For years I tried on and off to get a complex MythTV setup up and running. I eventually came to the realization that a broadcast-based system wasn’t ideal as broadcast was slowly dying off, and I can continue to use TiVo through its demise. Currently I’ve got XBMC (mostly) running on a couple of machines and partially working on 2 old XBOX machines (thanks to eBay for really cheap hardware), and I’m fairly happy so far. But to look down the road, where do I want to go from here? Boxee is a possibility, as are Roku/Popcorn/etc, but they aren’t that much better than XBMC, and they all are less open. So what then?

If you watch the current war between Apple and Adobe over flash or the emerging video format standard wars between Mozilla/Ogg and the H.264 consortium you can see at least one clear trend – all browsers will be natively supporting video, and doing it really well. Everyone is promising video processor accelerated HD playback, and users who are weary of Flash’s tendency to max out a processor will hold the browser makers and Adobe to their word.

So, with browsers being able to do native video, the next generation should be a thin client solution. HTML5 and CSS3 are powerful enough to give you XBMC-like control and transitions. With the the codec built into the browser and already optimized to the hilt, the idea of using any other external or embedded player is outmoded. The only browser hole I see on the client side is remote control support, but even that may be solved as I want to use an Adroid app on my phone over WiFi, at which point its a simple JSON service.

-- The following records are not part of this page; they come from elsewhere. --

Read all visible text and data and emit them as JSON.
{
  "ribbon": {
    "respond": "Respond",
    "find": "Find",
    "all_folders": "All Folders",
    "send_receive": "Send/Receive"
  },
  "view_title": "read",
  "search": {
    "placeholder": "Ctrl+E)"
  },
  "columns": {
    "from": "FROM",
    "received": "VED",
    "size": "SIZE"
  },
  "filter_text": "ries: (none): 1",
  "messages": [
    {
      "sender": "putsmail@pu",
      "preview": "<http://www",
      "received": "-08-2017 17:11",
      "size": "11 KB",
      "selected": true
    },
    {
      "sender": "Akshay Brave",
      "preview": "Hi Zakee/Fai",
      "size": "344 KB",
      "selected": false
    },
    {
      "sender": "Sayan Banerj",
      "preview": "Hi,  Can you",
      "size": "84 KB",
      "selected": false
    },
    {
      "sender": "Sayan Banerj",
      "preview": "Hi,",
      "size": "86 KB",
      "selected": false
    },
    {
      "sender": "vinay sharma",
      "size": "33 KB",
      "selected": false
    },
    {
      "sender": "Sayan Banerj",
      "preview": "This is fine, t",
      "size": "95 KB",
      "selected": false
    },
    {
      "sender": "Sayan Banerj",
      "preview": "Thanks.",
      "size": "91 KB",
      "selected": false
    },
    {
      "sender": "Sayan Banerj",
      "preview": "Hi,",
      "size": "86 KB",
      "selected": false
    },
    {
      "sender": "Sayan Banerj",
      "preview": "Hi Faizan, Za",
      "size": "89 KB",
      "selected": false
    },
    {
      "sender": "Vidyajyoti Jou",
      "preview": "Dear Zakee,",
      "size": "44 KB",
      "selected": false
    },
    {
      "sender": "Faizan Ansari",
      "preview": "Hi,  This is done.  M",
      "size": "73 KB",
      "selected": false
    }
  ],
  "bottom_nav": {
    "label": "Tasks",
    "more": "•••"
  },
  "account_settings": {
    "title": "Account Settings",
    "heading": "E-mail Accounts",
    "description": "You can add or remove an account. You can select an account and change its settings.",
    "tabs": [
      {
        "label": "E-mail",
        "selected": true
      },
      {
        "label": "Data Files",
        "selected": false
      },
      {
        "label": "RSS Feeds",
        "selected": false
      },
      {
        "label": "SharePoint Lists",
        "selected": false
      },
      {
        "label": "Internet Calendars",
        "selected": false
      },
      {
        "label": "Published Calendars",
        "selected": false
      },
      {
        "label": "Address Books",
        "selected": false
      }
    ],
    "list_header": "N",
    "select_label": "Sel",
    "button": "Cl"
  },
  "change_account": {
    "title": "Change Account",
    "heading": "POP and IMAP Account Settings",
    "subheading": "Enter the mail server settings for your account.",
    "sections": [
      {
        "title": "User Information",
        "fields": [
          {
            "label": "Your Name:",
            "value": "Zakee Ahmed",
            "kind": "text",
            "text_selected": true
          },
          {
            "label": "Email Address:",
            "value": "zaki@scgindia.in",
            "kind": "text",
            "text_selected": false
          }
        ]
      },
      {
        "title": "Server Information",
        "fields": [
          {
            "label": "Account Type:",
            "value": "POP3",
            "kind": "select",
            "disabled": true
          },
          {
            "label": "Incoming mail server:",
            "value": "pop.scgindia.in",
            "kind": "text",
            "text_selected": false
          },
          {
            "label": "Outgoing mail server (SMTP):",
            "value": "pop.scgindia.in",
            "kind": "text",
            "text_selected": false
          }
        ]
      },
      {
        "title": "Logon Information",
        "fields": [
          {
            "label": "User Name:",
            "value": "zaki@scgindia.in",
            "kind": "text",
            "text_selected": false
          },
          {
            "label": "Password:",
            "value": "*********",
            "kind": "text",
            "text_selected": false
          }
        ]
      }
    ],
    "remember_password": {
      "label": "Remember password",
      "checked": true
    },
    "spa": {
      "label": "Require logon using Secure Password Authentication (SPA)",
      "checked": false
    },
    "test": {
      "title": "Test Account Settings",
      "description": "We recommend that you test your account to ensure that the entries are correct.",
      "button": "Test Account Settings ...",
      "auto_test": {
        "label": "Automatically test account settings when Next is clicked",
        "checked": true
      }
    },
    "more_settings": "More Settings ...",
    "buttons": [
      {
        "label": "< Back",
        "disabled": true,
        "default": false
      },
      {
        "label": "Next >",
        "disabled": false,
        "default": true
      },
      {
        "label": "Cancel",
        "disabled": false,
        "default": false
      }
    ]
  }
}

Even in the most basic setup with all local content, there still needs to be some server component as the browser isn’t reading directories directly. Something needs to feed the list to the client, and presumably host the app. More complex setups would include meta data storage (e.g., number of times a video was played, where the user left off last time, rating) up through complex tasks like on-the-fly transcoding.

So where does this “server side” reside, in the cloud or local to your network? The answer is that it is a distributed network of services whereas one server (either local or in the cloud) is the client’s master source. When the client requests something from a secondary source, the master acts as a unifying go-between, with the exception of the streaming itself. The master source is where the user browses to get the HTML and services, it maintains a database of the user’s configuration and preferences. It doesn’t necessarily store the full catalog, relying on data from the other source servers.

When a client requests a resource the server service that owns the content is called upon to serve it up. This may simply be pointing to the file, or it could be going through a translation or transcoding process. The master source will store meta information as described above, such as when it was last viewed.

What makes this one evil? Its not especially sinister. It does cut into Boxee and others’ business by providing a modern architecture with lower development cost. The revenue stream is the same – partnerships to provide more prominent content placement as well as traditional ad-based revenue. It is sufficiently simple that it will be cloned and open sourced, so the strength of the partnerships is key to maintaining paying customers.

In the end the architecture is quite a bit like my old Myth setup, which also had a single master server, subordinate servers, NAS resources for content, and slightly less dumb clients. And just like Myth’s failure to catch on due to its complexity in the face of sealed consumer electronic device alternatives, my vision also has enough complexity to confuse or scare off most users. The more things change the more they stay the same.